“The river for some distance below Carrollton was strewn with the fragments of the boat, machinery, furniture and clothing. Small pieces of bedding and clothing were found at the distance of very nearly half a mile back from the river, while the trees along the shore were littered with the fragments of the same and of the wreck.”
At the time of the Redstone disaster, the average lifespan of a western river steamboat was five years. Calamities of this type were unfortunately all too frequent and often caused by recklessness. Within six days of the Redstone explosion similar incidents aboard two other steamers on the Mississippi and Missouri rivers—combined with the victims of the Redstone—totaled well more than 100 lives lost among the three vessels. That is the equivalent of three major airline disasters within one week in today’s culture.
The events of the first week of April 1852 inspired the Scientific American and other major publications of the day to raise an outcry over the frequency of fatal river disasters:
“The cause of this explosion is very evident; it was recklessness, that culpable public, and, let us say, legalized murderer,” wrote the editor of Scientific American on April 17, 1852. “Almost every week we have to record some such calamity. Within three weeks, no less than 100 persons have lost their lives by steamboat explosions on the river between Cincinnati and New Orleans. All the laws which have been enacted, and all the safety-valves which have been invented have failed to reduce the number of explosions—there are just as many now as ever.
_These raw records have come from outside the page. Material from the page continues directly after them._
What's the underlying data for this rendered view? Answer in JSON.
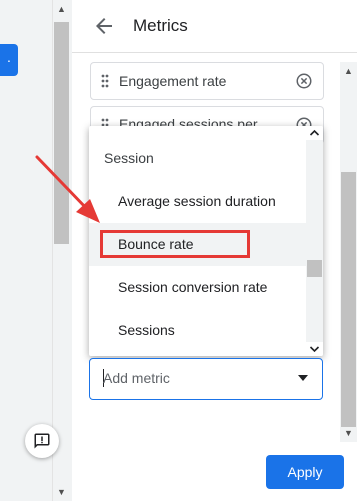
{
  "left": {
    "tab_glyph": "."
  },
  "header": {
    "title": "Metrics"
  },
  "metrics": [
    {
      "label": "Engagement rate"
    },
    {
      "label": "Engaged sessions per"
    }
  ],
  "dropdown": {
    "group": "Session",
    "options": [
      {
        "label": "Average session duration"
      },
      {
        "label": "Bounce rate"
      },
      {
        "label": "Session conversion rate"
      },
      {
        "label": "Sessions"
      }
    ],
    "highlighted": "Bounce rate"
  },
  "add_metric": {
    "placeholder": "Add metric"
  },
  "footer": {
    "apply_label": "Apply"
  },
  "colors": {
    "accent": "#1a73e8",
    "annotation": "#e53935"
  }
}
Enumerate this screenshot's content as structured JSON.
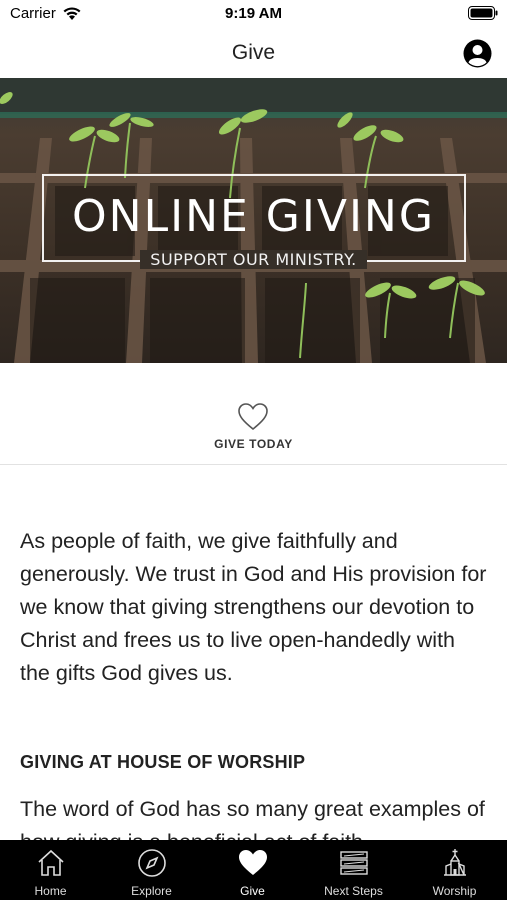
{
  "status_bar": {
    "carrier": "Carrier",
    "time": "9:19 AM"
  },
  "nav": {
    "title": "Give"
  },
  "hero": {
    "title": "ONLINE GIVING",
    "subtitle": "SUPPORT OUR MINISTRY."
  },
  "give_today": {
    "label": "GIVE TODAY"
  },
  "content": {
    "paragraph": "As people of faith, we give faithfully and generously. We trust in God and His provision for we know that giving strengthens our devotion to Christ and frees us to live open-handedly with the gifts God gives us.",
    "section_heading": "GIVING AT HOUSE OF WORSHIP",
    "paragraph_2": "The word of God has so many great examples of how giving is a beneficial act of faith."
  },
  "tabs": [
    {
      "label": "Home",
      "icon": "home-icon"
    },
    {
      "label": "Explore",
      "icon": "compass-icon"
    },
    {
      "label": "Give",
      "icon": "heart-icon",
      "active": true
    },
    {
      "label": "Next Steps",
      "icon": "steps-icon"
    },
    {
      "label": "Worship",
      "icon": "church-icon"
    }
  ]
}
We speak of these explosions frequently, our readers will see that we do it from principle, or we would not take up so much room in our columns with such a subject, but while our people are sent in scores into eternity every week by explosions, because they trust their lives to engineers and steamboat captains, we cannot hold our tongue—and will not.”
There was no Interstate Commerce Commission, Department of Commerce or National Transportation Safety Board to regulate commercial navigation in 1852. Over time, the frequency of river disasters like that of the Redstone declined, although river travel always posed a danger to travelers.
The loss of the Redstone remains the worst maritime disaster in Carroll County history to this day.
Staff writer Dave Taylor is an author and researcher who has published the books With Bowie Knives & Pistols: Morgan’s Raid in Indiana and Murder in the House of God about a 1878 judicial hanging in Madison.